Despite all of these ‘women’s wins’, there are still glaring disparities in literally all categories from economic gaps, to social treatment, to health. There are global programs, data sets, indexes, and statistics to prove and draw awareness to those discrepancies. Recently, the UN released a report declaring that the Sustainable Development Goals (SDGs) gender indicator still leaves “significant gaps to women’s empowerment”, specifically in health areas.

If the big international and governmental organizations struggle to deliver promises for equality, what can we as individuals do?

It can be difficult to know where to begin or which steps to take to create a solution for inequality. The answer is simple: just start somewhere. There is so much each of us can do! At the Swedish Organization for Global Health (SOGH), we start with health. We join together as individuals with different backgrounds and expertise, and commit to standing together, working in solidarity, and fighting for health equality.

If you’re somewhere other than Sweden (Hej, from Stockholm!), we’ve crafted three ways for you to celebrate International Women’s (Health) Day:

First, understand.

Women face different threats than men do, and still must fight for basic rights and protection to their own bodies. The top threats to women’s health globally include: reproductive health problems, maternal health issues, HIV, sexually transmitted infections, violence (intimate partner, sexual, or gender-based), non-communicable diseases (addictions, accidents, obesity), being young, and ageing.
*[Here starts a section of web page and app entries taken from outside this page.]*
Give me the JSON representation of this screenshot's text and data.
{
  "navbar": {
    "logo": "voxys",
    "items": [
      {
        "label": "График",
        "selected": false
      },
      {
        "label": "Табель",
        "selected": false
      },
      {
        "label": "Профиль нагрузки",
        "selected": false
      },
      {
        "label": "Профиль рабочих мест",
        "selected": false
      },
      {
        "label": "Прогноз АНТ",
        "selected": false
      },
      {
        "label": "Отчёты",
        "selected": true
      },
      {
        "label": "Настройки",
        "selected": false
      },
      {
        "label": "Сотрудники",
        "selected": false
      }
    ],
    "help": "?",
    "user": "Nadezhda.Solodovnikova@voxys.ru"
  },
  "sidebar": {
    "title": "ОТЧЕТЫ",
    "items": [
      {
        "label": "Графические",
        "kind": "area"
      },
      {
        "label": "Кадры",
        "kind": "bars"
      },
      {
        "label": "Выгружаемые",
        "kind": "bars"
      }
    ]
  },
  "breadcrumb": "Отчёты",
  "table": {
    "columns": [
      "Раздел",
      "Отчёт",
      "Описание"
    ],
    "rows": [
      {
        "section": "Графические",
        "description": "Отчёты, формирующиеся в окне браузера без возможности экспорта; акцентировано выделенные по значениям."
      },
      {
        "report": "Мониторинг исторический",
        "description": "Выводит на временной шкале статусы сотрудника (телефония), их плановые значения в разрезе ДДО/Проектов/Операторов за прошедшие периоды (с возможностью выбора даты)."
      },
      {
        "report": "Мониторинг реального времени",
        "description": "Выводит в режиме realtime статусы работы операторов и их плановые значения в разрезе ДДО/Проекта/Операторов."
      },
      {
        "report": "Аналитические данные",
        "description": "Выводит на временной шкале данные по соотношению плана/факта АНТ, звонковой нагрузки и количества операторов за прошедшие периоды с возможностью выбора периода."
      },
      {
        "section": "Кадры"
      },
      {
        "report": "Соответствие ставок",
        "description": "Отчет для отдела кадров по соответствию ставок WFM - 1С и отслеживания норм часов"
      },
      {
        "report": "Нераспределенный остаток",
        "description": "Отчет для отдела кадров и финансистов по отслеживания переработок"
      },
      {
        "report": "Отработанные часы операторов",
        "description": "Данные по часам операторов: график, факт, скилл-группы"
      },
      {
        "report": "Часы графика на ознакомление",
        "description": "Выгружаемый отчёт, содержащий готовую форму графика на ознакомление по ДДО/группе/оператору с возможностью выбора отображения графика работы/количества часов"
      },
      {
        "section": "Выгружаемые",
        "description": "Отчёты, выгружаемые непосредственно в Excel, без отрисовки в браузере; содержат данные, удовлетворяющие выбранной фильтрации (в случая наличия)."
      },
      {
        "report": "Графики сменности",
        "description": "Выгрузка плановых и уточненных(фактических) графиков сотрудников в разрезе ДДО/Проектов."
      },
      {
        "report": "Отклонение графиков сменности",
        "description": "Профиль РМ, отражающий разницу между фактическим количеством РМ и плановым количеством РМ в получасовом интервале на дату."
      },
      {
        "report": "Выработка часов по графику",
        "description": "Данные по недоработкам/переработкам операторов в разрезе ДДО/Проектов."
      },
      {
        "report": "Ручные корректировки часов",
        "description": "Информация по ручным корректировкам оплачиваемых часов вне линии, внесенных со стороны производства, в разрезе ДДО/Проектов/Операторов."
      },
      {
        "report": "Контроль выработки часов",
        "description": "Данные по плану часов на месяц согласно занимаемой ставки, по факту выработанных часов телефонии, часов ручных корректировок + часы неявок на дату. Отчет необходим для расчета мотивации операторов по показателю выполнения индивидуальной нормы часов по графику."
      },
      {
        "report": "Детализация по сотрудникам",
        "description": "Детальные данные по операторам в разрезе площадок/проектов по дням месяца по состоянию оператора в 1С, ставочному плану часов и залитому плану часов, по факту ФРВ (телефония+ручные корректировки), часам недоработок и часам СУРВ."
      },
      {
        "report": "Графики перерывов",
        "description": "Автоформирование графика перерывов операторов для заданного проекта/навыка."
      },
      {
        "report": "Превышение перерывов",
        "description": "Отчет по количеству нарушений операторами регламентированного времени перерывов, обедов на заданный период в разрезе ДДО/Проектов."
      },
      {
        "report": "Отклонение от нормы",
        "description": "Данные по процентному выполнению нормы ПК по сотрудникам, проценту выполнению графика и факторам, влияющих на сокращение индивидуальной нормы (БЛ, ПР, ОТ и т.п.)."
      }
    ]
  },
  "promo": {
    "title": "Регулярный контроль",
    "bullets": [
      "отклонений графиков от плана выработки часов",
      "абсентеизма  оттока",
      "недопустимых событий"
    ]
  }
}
Globally, the health of girls and women often become secondary priorities. Women in the United States make 80% of all health care decisions for their families, and tend to prioritize their own health last. Some women are purposefully kept from care, while others may not be able to obtain the procedures they need. Understanding the threats and the issues women face is the foundation to a healthy future.

Second, practice.

When was the last time you went for a check-up? A breast exam? Have you talked to the girls in your life about self-care, safe-sex, health relationships? What have you been doing to ensure that you and your circle are practicing a healthy lifestyle? From food, to decisions, to difficult conversations, we cannot help to create health in others if we don’t first seek it ourselves. Practice what you preach, click around the Girls’ Globe health posts, make an appointment, quit a habit, have a difficult conversation, and check-in with your loved ones to elevate health in and around you.

Third, unite.

On International Women’s Day, we reflect on the status of health for women. Our work must address the uniqueness of women’s health based on circumstance and environment. Some threats to women are universal no matter the context or place. However, issues like gender equality, access to care, and quality services vary intensely based on income or geography. This added layer means that as activists, we not only have to understand or practice, we have to act. Our action can be in towns nearby, in organizations reaching far away, or in classrooms where future leaders are preparing themselves. Wherever we are and whatever we do, we must unite together for all women.

For more information on International Women’s Day, follow hashtags #IWD2018 or #TimeIsNow, and read about the 2018 UN theme: Rural and Urban Activists, Changing Women’s Lives.